A couple of days after the final film in the BBC's excellent "Why Poverty?" documentary7 film series closed with a look at how aid agencies had slumped to the point at which their compounds were indistinguishable from military forts and where many Afghans regarded them as worse than the warlords, comes a briefing paper saying that the only way forward for embattled aid workers is to learn how to work with the Taliban.
In the documentary, former Oxfam chief Tony Vaux wonders aloud whether the Afghanistan experience marks the death of humanitarianism. Another agency spokesman shows little patience with this idea: "The show has moved on," he says, suggesting that the aid business should stop unnecessary navel-gazing and get on with the job, however much it has changed over the years and however much that means working with militaries.
But in the same film, Marc DuBois of MSF says his organisation is expanding in Afghanaistan, and is talking to the Taliban, to explain that MSF is not trying to build democracy and is not taking money from the US or the UK. His approach is on the lines as that outlined in the briefing out this week, "Talking to the other side: Taliban perspectives on aid and development work in Afghanistan".

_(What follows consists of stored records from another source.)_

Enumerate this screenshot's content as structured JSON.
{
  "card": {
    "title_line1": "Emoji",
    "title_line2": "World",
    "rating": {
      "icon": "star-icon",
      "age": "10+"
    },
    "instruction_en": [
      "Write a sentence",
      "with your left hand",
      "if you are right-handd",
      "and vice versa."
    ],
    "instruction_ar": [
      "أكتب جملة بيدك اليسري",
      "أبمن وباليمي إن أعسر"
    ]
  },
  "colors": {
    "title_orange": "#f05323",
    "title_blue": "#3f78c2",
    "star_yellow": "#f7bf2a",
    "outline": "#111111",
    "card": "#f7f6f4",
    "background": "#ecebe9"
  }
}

It makes the point that aid agencies consistently reported relying on elders or other community members to arrange access with the Taliban is a dangerous option for Afghans: "Those who vouched for aid agencies faced dangerous consequences if the agencies then violated the Taliban’s rules. A commander in Almar district of Faryab stated that, if an ‘NGO is spying or doing something against our law, then we will punish the elders’. This calls into question the viability, both operationally and ethically, of such approaches. In particular, there are serious questions about the transfer of risk to community members, who are being asked to put their lives at risk in order to obtain assistance."
The briefing paper admits that "The engagement with the Taliban presents formidable risks and challenges" but suggests "pursuing a structured, informed approach to humanitarian dialogue" may be the only way forward for agencies that want to continue working in Afghanistan.blog comments powered by Disqus